FA-4 and CK-4 are the latest diesel engine oil categories from North America’s engine and lubricant industries. Introduced in December 2016, CK-4 was developed to provide improved performance in 2017 and older on-highway trucks, except for new trucks designed to meet a 2017 mandate limiting greenhouse gas emissions. Trucks subject to that regulation have fuel economy requirements, which FA-4 was developed to help achieve. But FA-4 was developed specifically for those 2017 trucks and not for use in ones made in previous model years.
Use of API FA-4 has been limited by the issue of backwards compatibility. The heavy-duty diesel fleet in North America averages 14.4 years in age. The older engines in service require a high-temperature, high-shear rate viscosity of at least 3.5 centiPoise, while API FA-4 specifies HTHS viscosity of 2.9 to 3.2 cP.
A myriad of factors hinder adoption of FA-4 oils, he said, including the very different demands imposed on trucks, depending on their usage. “Not all vehicles look the same,” he said. “Not all OEMs have the same starting point. Fleets are very diverse – delivery trucks, long-haul trucks and down to pickup trucks.”
Ford Motor Co. in 2018 amended its engine oil guidance for small-engine diesel-powered pickups, including the diesel version of the F-150, to recommend API FA-4 oils. The decision represents a slight softening of the automaker’s cautious stance toward the newest diesel engine oil categories. Daimler’s North American subsidiary uses FA-4 for factory fill, and the company also recommends it for engines going back to model year 2010.

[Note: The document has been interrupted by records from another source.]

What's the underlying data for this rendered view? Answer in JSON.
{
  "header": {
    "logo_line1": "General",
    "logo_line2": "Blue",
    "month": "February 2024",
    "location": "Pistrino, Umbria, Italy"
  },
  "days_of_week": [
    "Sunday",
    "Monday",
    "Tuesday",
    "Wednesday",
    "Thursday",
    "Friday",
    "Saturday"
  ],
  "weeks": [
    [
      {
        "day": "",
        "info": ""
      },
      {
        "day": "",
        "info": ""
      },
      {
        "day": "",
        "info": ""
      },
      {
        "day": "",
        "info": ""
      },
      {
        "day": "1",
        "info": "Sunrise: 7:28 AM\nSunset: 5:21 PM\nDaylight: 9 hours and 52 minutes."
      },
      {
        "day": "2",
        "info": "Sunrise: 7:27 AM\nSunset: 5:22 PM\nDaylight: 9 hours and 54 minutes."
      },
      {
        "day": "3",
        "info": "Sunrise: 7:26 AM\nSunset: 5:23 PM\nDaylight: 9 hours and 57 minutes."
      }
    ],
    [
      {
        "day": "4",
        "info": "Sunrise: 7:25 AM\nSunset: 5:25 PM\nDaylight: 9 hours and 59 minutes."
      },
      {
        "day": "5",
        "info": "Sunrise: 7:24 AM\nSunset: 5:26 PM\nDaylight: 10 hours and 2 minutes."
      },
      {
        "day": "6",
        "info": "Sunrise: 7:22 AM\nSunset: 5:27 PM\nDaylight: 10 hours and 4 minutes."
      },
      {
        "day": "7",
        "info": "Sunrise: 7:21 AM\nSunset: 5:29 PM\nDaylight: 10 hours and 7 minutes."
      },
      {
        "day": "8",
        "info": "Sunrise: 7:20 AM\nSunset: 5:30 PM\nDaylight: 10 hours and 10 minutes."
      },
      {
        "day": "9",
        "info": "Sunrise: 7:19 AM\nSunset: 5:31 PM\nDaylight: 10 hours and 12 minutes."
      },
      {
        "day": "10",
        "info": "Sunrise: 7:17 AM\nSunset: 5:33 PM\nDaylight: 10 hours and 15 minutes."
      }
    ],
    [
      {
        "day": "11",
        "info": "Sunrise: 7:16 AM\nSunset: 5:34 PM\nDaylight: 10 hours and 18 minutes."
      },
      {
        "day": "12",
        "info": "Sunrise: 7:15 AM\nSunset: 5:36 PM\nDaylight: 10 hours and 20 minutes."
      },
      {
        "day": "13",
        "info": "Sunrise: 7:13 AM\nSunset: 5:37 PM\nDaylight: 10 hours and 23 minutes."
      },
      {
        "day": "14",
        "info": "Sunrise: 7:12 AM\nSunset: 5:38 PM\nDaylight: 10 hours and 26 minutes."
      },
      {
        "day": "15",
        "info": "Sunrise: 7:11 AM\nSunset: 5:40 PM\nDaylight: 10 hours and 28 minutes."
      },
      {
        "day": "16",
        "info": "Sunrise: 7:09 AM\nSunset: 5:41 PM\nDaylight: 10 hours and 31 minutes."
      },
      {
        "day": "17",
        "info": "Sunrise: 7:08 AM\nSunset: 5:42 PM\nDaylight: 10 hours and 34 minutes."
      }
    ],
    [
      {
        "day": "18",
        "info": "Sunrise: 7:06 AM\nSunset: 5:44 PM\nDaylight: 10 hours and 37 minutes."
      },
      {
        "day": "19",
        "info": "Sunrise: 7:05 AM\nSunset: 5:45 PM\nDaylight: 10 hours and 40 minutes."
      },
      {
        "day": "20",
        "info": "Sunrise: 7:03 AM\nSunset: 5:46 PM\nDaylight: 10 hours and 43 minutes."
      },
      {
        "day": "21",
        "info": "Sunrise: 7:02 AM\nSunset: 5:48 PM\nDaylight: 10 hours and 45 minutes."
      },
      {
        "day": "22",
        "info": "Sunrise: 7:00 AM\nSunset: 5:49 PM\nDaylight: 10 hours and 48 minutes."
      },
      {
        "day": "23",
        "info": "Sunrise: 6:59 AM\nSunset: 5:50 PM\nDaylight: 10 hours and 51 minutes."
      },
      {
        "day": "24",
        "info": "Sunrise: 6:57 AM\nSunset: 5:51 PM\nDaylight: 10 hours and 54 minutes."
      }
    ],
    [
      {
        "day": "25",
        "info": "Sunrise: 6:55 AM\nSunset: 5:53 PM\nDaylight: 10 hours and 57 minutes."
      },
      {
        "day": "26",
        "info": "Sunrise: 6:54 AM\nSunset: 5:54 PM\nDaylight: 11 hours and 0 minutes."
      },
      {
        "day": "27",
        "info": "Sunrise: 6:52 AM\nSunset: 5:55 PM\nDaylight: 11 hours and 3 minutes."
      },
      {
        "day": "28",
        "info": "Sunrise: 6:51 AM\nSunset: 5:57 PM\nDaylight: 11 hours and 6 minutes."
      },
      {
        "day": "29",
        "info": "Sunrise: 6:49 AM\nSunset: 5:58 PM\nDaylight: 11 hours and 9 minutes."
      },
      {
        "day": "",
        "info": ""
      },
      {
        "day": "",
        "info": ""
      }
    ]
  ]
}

Although low-viscosity engine oils have a role to play in helping meet tougher vehicle emissions standards, Bieneman noted that truck OEMs are pursuing many different ways to help meet those goals. “We know customers are looking at design of the truck, tires, trailers, aero packages – all those things to help them get to that number,” he said. Other technologies truck OEMs are using that have emissions reduction benefits include autonomous and semi-autonomous driving and predictive cruise control. Also gaining popularity are waste heat recovery systems which capture heat generated by the engine – whether from its exhaust or cooling system – and direct it back to the power train system.
Trucks for off-highway use present additional challenges because of the much different working environments, equipment uses and equipment ages, according to Bieneman. “Where it starts to get more interesting is diverse duty cycles and the extreme operating environments they are working in, which sometimes makes looking at the benefits of lower-viscosity oils a little more difficult for those operators,” he said.
Bieneman noted that some of the bigger challenges stem from the need to operate the trucks at remote sites, where it can be difficult to get oil in general, but also difficult to get multiple grades of oil. “Repairs being done on-site provides some interesting challenges, with the higher likelihood of introducing debris and dust into the engine when repairing it,” he explained. “So now that we have those coming in, we get that in the lubrication system and tend to see accelerated wear rates.”